Another's soul wouldst reach!
To give the lips full speech.
Think truly, and thy thoughts
Shall the world's famine feed;
Live truly, and thy life shall be
Horatius Bonar [1808-1889]
WHY fear to-morrow, timid heart?
The past is written!
On pages sad and gay;
Close the book
'Tis this one hour that God has given;
And it will make our earth his heaven
Lydia Avery Coonley Ward [1845
THE VALLEY OF VAIN VERSES
THE grief that is but feigning,
The love that is but passion
Henry Van Dyke [1852
LORD, for the erring thought
For ignorant hopes that were
For all loss of seeming good:
William Dean Howells [1837
THE LADY POVERTY
THE Lady Poverty was fair:
With change of times and change of air.
Ah slattern, she neglects her hair,
Or-almost worse, if worse can be― She scolds in parlors; dusts and trims, Watches and counts. Oh, is this she Whom Francis met, whose step was free, Who with Obedience caroled hymns, In Umbria walked with Chastity?
Where is her ladyhood? Not here,
THE LADY POVERTY
I MET her on the Umbrian Hills,
She walked-alone with God.
I met her in the city street;
Oh, how changed was her aspect then! With heavy eyes and weary feet She walked alone-with men. Jacob Fischer [18
THE PRAYER OF BEATEN MEN
WE are the fallen, who, with helpless faces
We are the fallen, who by ramparts gory,
Awaiting death, heard the far shouts begin,
We were but men.
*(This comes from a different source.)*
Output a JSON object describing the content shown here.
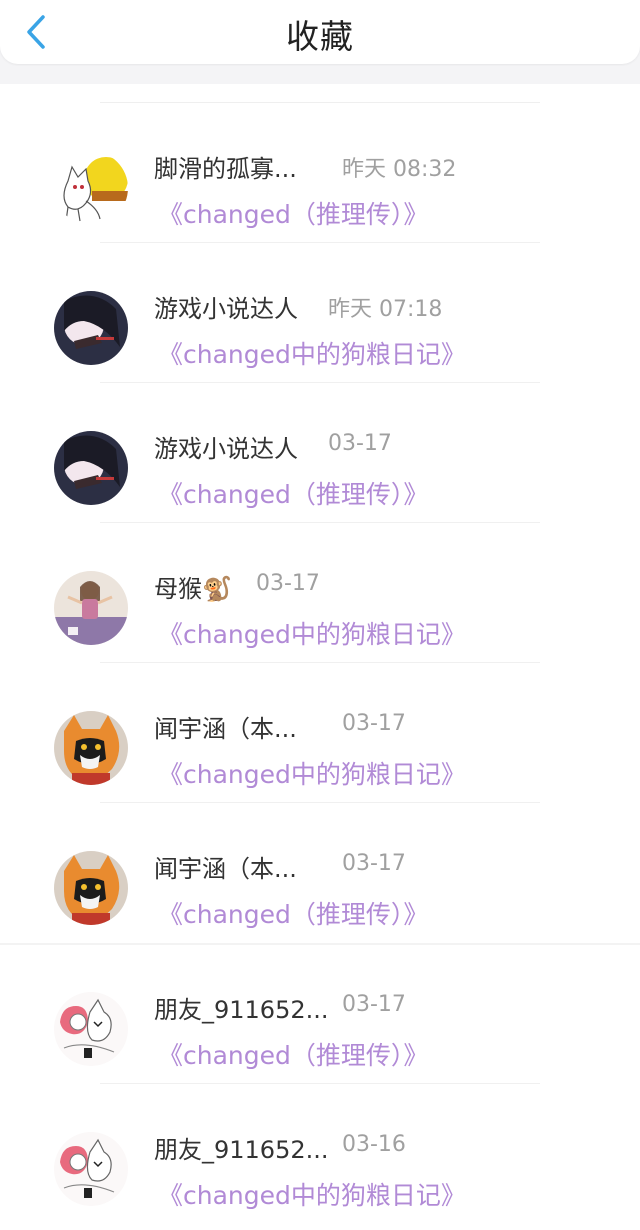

Always our eyes were holden,
We fought, not knowing God was on the ground.
Give us our own; and though in realms eternal
Ay, grant our ears to hear the foolish praising
Of men-old voices of our lost home-land,
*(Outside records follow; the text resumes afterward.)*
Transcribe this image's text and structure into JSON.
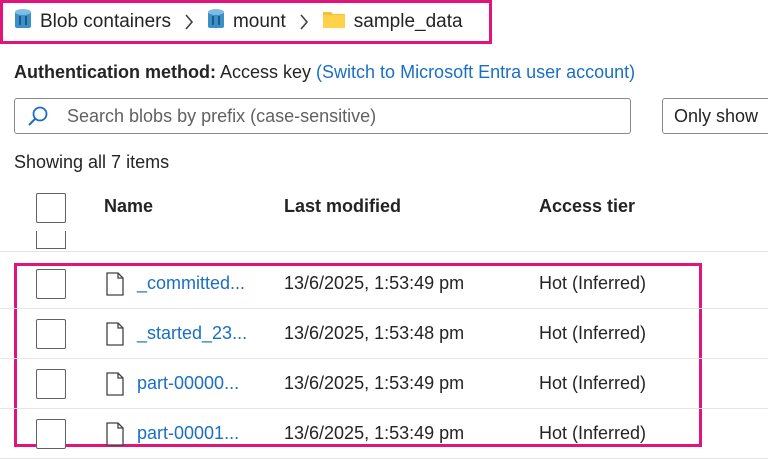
{
  "breadcrumb": {
    "items": [
      {
        "label": "Blob containers",
        "icon": "storage-container-icon"
      },
      {
        "label": "mount",
        "icon": "storage-container-icon"
      },
      {
        "label": "sample_data",
        "icon": "folder-icon"
      }
    ]
  },
  "auth": {
    "label": "Authentication method:",
    "value": "Access key",
    "switch_link": "(Switch to Microsoft Entra user account)"
  },
  "search": {
    "placeholder": "Search blobs by prefix (case-sensitive)",
    "value": ""
  },
  "filter_button": "Only show",
  "item_count": "Showing all 7 items",
  "table": {
    "columns": [
      "Name",
      "Last modified",
      "Access tier"
    ],
    "rows": [
      {
        "name": "_committed...",
        "modified": "13/6/2025, 1:53:49 pm",
        "tier": "Hot (Inferred)"
      },
      {
        "name": "_started_23...",
        "modified": "13/6/2025, 1:53:48 pm",
        "tier": "Hot (Inferred)"
      },
      {
        "name": "part-00000...",
        "modified": "13/6/2025, 1:53:49 pm",
        "tier": "Hot (Inferred)"
      },
      {
        "name": "part-00001...",
        "modified": "13/6/2025, 1:53:49 pm",
        "tier": "Hot (Inferred)"
      }
    ]
  },
  "colors": {
    "link": "#1a6fc4",
    "highlight": "#e0147a",
    "folder": "#f4c430",
    "container": "#3c8fc7"
  }
}
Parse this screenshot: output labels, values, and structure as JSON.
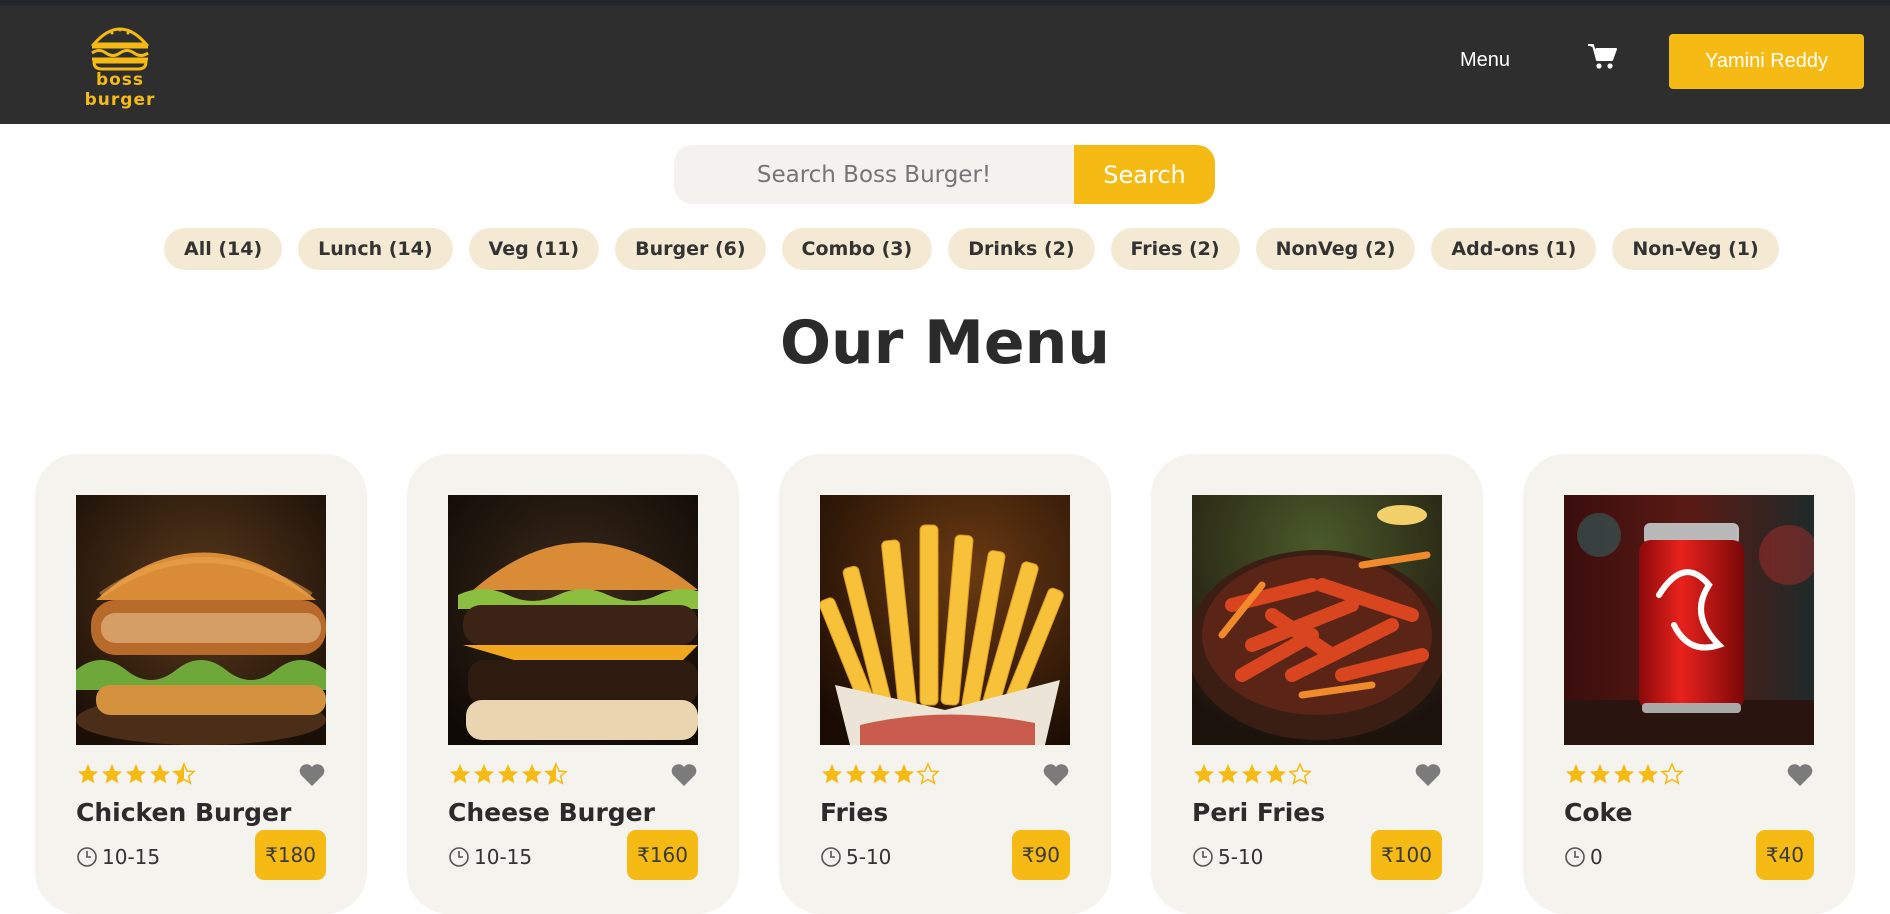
{
  "brand": {
    "logo_text": "boss burger",
    "accent": "#f5ba13",
    "header_bg": "#2e2e2e"
  },
  "nav": {
    "menu_label": "Menu",
    "user_label": "Yamini Reddy"
  },
  "search": {
    "placeholder": "Search Boss Burger!",
    "button_label": "Search"
  },
  "filters": [
    "All (14)",
    "Lunch (14)",
    "Veg (11)",
    "Burger (6)",
    "Combo (3)",
    "Drinks (2)",
    "Fries (2)",
    "NonVeg (2)",
    "Add-ons (1)",
    "Non-Veg (1)"
  ],
  "heading": "Our Menu",
  "items": [
    {
      "name": "Chicken Burger",
      "rating": 4.5,
      "time": "10-15",
      "price": "₹180",
      "image": "chicken-burger"
    },
    {
      "name": "Cheese Burger",
      "rating": 4.5,
      "time": "10-15",
      "price": "₹160",
      "image": "cheese-burger"
    },
    {
      "name": "Fries",
      "rating": 4,
      "time": "5-10",
      "price": "₹90",
      "image": "fries"
    },
    {
      "name": "Peri Fries",
      "rating": 4,
      "time": "5-10",
      "price": "₹100",
      "image": "peri-fries"
    },
    {
      "name": "Coke",
      "rating": 4,
      "time": "0",
      "price": "₹40",
      "image": "coke"
    }
  ]
}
THE LAST WORD
CREEP into thy narrow bed,
Let the long contention cease!
They out-talked thee, hissed thee, tore thee?
Charge once more, then, and be dumb!
Matthew Arnold [1822-1888]
From "He and She"
I SING the hymn of the conquered, who fell in the Battle of Life,
The hymn of the wounded, the beaten, who died overwhelmed in the strife;
Not the jubilant song of the victors, for whom the resounding acclaim
Of nations was lifted in chorus, whose brows wore the chaplet of fame,
But the hymn of the low and the humble, the weary, the broken in heart,
Who strove and who failed, acting bravely a silent and desperate part;
Whose youth bore no flower on its branches, whose hopes burned in ashes away,
From whose hands slipped the prize they had grasped at, who stood at the dying of day
With the wreck of their life all around them, unpitied, unheeded, alone,
With Death swooping down o'er their failure, and all but their faith overthrown,
While the voice of the world shouts its chorus-its pæan for those who have won;
While the trumpet is sounding triumphant and high to the breeze and the sun